  1. SEC Release No. 33-11138 (December 14, 2022) (the “Adopting Release”). The Adopting Release is available at
  2. Adopting Release at 14.
  3. The compliance date for the disclosure requirements applicable to issuers is deferred by six months for smaller reporting issuers.
  4. Adopting Release at 67.
  5. The SEC staff has previously stated that termination or modification of a 10b5-1 plan while in possession of MNPI may “call into question whether the plan was ‘entered into in good faith and not as part of a plan or scheme to evade’ the insider trading rules within the meaning of Rule 10b5-1(c)(1)(ii). The absence of good faith or presence of a scheme to evade would eliminate the Rule 10b5-1(c) defense for prior transactions under the plan.” The change represents an expansion of that position – focusing the question on the intent of the trader at the time of the termination or modification rather than their intent at the time of entry into the 10b5-1 plan. Exchange Act Rules Compliance and Disclosure Interpretations, Question 120.18, available at
  6. Adopting Release at 67 – 68.
  7. Adopting Release at 56.
  8. Adopting Release at 57.

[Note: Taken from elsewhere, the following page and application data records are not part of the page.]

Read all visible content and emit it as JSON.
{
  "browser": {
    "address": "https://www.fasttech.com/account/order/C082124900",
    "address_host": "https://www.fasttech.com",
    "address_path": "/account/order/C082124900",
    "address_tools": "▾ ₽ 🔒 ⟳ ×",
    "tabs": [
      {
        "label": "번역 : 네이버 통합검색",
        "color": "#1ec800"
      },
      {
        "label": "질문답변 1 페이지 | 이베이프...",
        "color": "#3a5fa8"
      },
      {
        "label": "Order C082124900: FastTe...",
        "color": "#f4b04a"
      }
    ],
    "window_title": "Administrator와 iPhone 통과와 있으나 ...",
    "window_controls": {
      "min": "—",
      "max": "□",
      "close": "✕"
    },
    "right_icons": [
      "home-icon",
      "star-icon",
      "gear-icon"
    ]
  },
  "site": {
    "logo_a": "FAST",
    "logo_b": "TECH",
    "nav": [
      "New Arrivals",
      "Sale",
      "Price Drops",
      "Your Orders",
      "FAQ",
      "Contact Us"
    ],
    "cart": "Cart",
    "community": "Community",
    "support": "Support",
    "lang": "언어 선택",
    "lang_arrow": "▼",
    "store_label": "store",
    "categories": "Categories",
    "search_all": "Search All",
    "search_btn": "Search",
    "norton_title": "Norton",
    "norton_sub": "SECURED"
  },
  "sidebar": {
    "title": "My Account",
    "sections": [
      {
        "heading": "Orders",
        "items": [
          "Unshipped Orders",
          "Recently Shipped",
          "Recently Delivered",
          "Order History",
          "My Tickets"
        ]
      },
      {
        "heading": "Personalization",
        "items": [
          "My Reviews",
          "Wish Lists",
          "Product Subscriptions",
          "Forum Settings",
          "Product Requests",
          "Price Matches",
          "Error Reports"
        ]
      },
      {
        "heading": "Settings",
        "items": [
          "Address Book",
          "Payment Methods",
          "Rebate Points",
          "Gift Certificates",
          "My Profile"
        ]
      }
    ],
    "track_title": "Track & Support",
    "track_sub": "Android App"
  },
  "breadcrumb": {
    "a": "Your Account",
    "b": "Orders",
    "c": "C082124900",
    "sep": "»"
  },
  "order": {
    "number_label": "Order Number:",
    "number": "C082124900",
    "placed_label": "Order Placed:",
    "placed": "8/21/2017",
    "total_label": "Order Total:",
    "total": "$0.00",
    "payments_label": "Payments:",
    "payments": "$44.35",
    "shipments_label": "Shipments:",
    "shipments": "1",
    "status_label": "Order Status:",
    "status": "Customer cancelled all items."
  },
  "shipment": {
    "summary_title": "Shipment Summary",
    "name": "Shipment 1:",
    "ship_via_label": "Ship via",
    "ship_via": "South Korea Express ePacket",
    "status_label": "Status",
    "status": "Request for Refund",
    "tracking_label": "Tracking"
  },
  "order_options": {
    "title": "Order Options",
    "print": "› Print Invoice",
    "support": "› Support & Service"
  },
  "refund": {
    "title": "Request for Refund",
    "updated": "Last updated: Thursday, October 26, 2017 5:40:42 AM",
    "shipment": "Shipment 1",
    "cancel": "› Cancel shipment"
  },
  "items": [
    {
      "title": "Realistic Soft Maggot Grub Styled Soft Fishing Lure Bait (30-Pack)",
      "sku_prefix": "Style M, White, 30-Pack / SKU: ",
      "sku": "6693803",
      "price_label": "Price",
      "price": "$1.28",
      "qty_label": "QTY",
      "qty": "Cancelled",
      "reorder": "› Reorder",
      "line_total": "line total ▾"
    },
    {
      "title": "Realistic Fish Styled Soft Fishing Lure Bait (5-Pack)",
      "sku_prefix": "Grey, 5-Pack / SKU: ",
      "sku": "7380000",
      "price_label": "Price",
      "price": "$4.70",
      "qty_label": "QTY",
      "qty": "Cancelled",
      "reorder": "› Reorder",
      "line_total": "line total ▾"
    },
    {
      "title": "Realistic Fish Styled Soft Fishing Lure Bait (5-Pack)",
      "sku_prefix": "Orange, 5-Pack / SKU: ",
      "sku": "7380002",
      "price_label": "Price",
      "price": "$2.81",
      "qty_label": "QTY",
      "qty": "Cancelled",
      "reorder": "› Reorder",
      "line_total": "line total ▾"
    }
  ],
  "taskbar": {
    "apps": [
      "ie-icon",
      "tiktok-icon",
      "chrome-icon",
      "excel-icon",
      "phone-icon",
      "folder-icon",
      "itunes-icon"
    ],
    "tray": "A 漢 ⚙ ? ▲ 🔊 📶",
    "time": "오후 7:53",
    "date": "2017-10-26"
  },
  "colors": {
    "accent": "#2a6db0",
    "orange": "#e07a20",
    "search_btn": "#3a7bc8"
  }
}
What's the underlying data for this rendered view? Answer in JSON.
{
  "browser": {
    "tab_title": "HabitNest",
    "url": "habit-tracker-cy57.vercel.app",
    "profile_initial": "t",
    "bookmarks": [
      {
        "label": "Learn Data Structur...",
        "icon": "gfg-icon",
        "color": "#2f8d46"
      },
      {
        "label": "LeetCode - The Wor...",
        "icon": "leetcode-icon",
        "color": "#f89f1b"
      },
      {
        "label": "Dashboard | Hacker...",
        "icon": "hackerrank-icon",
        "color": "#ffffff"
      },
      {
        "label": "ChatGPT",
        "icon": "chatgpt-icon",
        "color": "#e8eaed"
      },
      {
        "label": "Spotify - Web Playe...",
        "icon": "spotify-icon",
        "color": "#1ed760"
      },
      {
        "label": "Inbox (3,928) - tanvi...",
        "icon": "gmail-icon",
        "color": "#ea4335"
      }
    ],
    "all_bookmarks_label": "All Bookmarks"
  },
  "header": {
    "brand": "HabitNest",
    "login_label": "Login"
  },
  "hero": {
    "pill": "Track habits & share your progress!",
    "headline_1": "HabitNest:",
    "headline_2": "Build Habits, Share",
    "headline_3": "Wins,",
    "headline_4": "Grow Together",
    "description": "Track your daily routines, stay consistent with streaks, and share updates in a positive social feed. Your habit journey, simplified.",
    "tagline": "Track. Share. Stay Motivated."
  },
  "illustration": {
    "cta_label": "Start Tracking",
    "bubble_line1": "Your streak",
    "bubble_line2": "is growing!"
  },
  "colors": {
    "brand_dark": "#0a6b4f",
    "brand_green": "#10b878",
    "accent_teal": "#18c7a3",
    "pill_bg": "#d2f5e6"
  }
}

  9. Adopting Release at 58.
  10. Adopting Release at 29.
  11. Adopting Release at 46.